BRIEF
Nothing in the entries may change when you repeat them, and no images may appear.

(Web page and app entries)
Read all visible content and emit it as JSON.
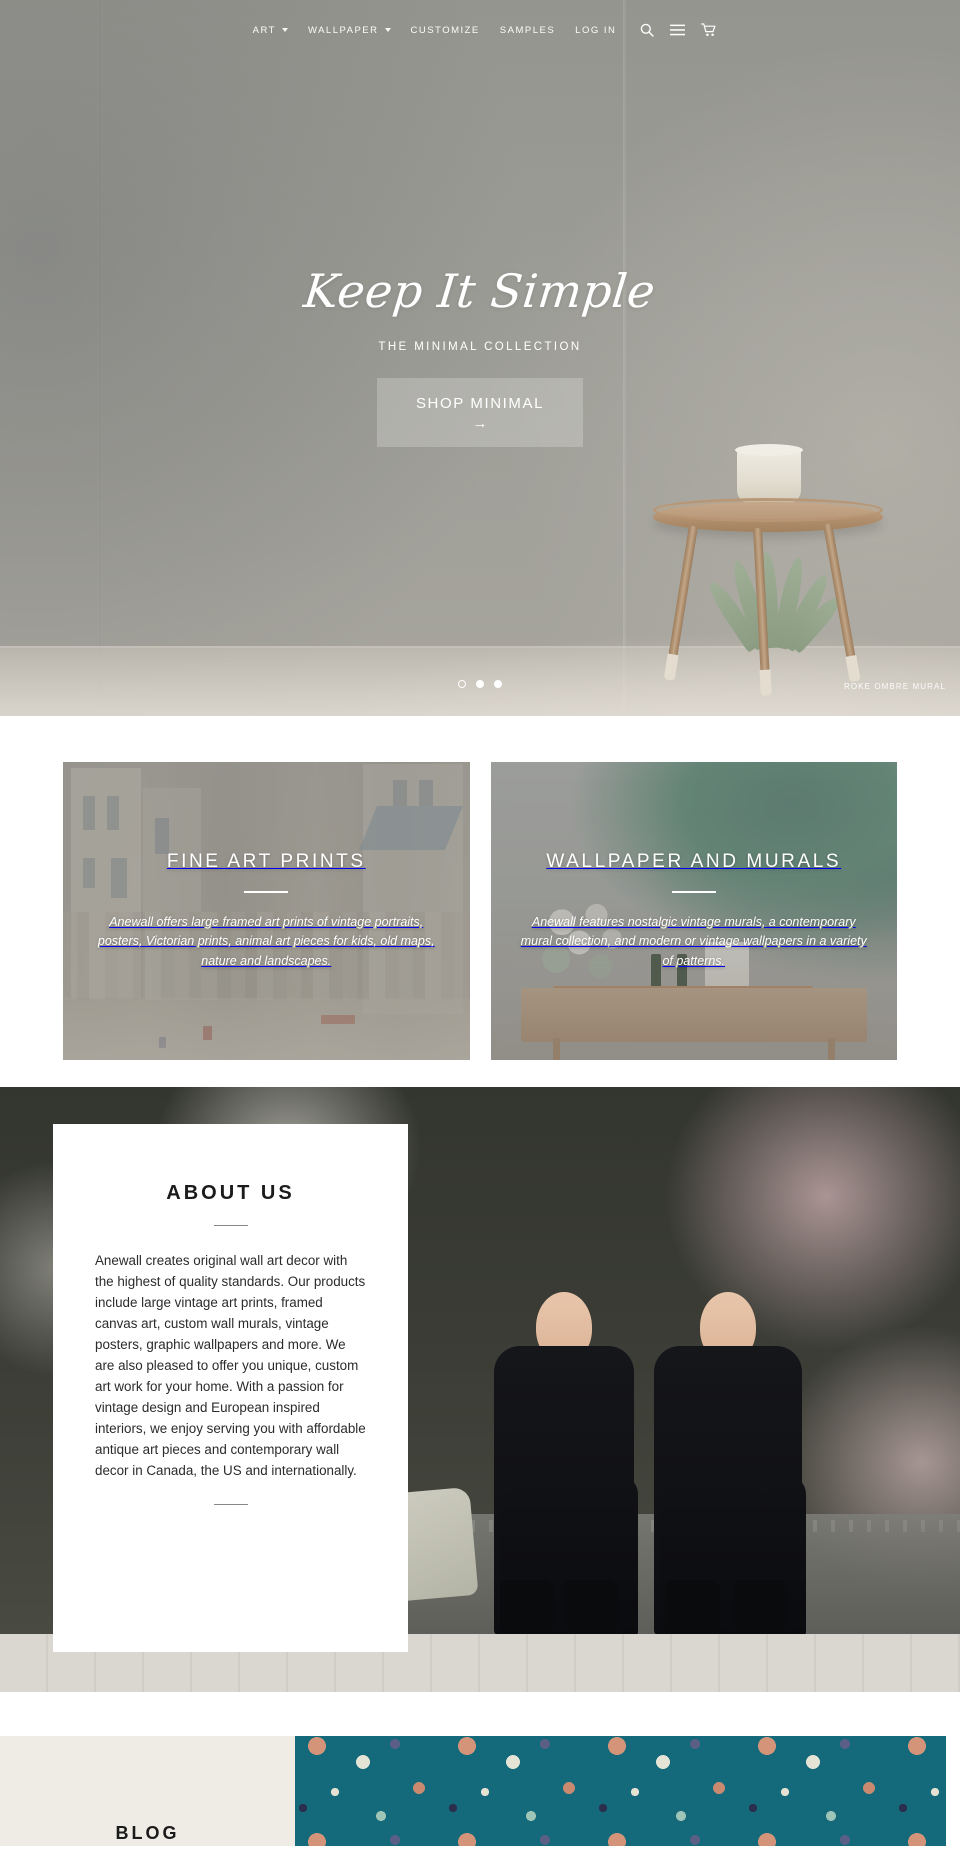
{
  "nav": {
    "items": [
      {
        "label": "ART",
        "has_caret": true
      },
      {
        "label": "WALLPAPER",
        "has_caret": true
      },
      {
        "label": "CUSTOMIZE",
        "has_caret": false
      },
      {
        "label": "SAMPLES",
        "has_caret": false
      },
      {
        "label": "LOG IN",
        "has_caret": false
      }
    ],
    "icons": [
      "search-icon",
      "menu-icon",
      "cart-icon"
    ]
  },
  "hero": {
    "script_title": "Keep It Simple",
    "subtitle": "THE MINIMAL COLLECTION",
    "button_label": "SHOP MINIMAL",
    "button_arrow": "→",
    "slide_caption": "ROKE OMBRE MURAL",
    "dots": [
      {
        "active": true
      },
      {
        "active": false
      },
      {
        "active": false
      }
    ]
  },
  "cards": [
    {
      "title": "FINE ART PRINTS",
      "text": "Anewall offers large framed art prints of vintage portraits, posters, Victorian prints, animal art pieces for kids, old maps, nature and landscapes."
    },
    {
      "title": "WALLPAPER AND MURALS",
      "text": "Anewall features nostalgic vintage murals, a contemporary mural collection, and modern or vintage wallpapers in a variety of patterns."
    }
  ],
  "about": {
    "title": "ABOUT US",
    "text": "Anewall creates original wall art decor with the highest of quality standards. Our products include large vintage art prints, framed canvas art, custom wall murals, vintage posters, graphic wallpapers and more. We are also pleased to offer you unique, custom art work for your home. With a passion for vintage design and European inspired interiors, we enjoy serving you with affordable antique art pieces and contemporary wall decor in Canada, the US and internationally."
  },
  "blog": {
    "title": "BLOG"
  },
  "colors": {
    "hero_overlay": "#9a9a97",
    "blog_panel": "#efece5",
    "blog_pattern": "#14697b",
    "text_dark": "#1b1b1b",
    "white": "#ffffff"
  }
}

TASK RESPONSE
Read all visible content and emit it as JSON.
{
  "nav": {
    "items": [
      {
        "label": "ART",
        "has_caret": true
      },
      {
        "label": "WALLPAPER",
        "has_caret": true
      },
      {
        "label": "CUSTOMIZE",
        "has_caret": false
      },
      {
        "label": "SAMPLES",
        "has_caret": false
      },
      {
        "label": "LOG IN",
        "has_caret": false
      }
    ],
    "icons": [
      "search-icon",
      "menu-icon",
      "cart-icon"
    ]
  },
  "hero": {
    "script_title": "Keep It Simple",
    "subtitle": "THE MINIMAL COLLECTION",
    "button_label": "SHOP MINIMAL",
    "button_arrow": "→",
    "slide_caption": "ROKE OMBRE MURAL",
    "dots": [
      {
        "active": true
      },
      {
        "active": false
      },
      {
        "active": false
      }
    ]
  },
  "cards": [
    {
      "title": "FINE ART PRINTS",
      "text": "Anewall offers large framed art prints of vintage portraits, posters, Victorian prints, animal art pieces for kids, old maps, nature and landscapes."
    },
    {
      "title": "WALLPAPER AND MURALS",
      "text": "Anewall features nostalgic vintage murals, a contemporary mural collection, and modern or vintage wallpapers in a variety of patterns."
    }
  ],
  "about": {
    "title": "ABOUT US",
    "text": "Anewall creates original wall art decor with the highest of quality standards. Our products include large vintage art prints, framed canvas art, custom wall murals, vintage posters, graphic wallpapers and more. We are also pleased to offer you unique, custom art work for your home. With a passion for vintage design and European inspired interiors, we enjoy serving you with affordable antique art pieces and contemporary wall decor in Canada, the US and internationally."
  },
  "blog": {
    "title": "BLOG"
  },
  "colors": {
    "hero_overlay": "#9a9a97",
    "blog_panel": "#efece5",
    "blog_pattern": "#14697b",
    "text_dark": "#1b1b1b",
    "white": "#ffffff"
  }
}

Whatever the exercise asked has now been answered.